## Work item:
If a line in the records below contains "mysql", copy that line.

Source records
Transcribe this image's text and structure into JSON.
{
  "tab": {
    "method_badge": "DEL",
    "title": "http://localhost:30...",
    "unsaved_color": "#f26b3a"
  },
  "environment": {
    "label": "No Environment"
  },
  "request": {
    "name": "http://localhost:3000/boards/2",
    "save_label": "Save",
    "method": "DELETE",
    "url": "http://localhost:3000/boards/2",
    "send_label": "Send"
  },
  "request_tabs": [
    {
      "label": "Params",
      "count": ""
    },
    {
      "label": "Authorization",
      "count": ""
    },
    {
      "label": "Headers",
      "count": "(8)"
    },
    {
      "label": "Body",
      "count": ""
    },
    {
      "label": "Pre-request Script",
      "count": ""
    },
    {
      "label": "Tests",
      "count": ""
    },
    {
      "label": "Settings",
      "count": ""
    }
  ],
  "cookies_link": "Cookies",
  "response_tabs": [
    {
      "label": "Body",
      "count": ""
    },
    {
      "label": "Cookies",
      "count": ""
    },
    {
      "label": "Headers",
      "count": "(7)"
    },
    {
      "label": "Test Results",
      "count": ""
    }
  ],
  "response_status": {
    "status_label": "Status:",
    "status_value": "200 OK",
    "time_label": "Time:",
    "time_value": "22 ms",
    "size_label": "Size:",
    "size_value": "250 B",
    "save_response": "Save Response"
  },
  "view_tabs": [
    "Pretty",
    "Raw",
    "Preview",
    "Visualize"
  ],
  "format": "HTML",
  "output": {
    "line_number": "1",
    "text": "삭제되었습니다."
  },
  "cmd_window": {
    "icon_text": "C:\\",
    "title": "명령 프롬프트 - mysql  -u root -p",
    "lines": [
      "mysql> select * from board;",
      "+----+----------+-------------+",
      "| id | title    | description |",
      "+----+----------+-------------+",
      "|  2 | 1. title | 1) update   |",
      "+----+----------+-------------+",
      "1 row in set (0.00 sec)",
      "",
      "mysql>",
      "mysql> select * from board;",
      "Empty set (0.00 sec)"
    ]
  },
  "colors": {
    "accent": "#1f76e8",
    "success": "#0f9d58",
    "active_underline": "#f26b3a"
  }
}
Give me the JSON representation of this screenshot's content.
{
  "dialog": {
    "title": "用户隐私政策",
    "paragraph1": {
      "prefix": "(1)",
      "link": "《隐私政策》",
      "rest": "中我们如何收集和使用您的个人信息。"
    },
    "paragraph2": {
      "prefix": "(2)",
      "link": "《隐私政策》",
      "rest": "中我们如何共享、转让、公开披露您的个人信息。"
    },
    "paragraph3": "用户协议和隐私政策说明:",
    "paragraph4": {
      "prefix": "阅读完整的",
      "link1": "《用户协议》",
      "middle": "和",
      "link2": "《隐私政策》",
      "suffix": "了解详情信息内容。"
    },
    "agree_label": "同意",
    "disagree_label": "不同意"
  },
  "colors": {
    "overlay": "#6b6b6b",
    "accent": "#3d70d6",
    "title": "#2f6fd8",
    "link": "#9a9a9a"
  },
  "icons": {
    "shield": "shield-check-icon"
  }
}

## Response area:
    "title": "명령 프롬프트 - mysql  -u root -p",
      "mysql> select * from board;",
      "mysql>",
      "mysql> select * from board;",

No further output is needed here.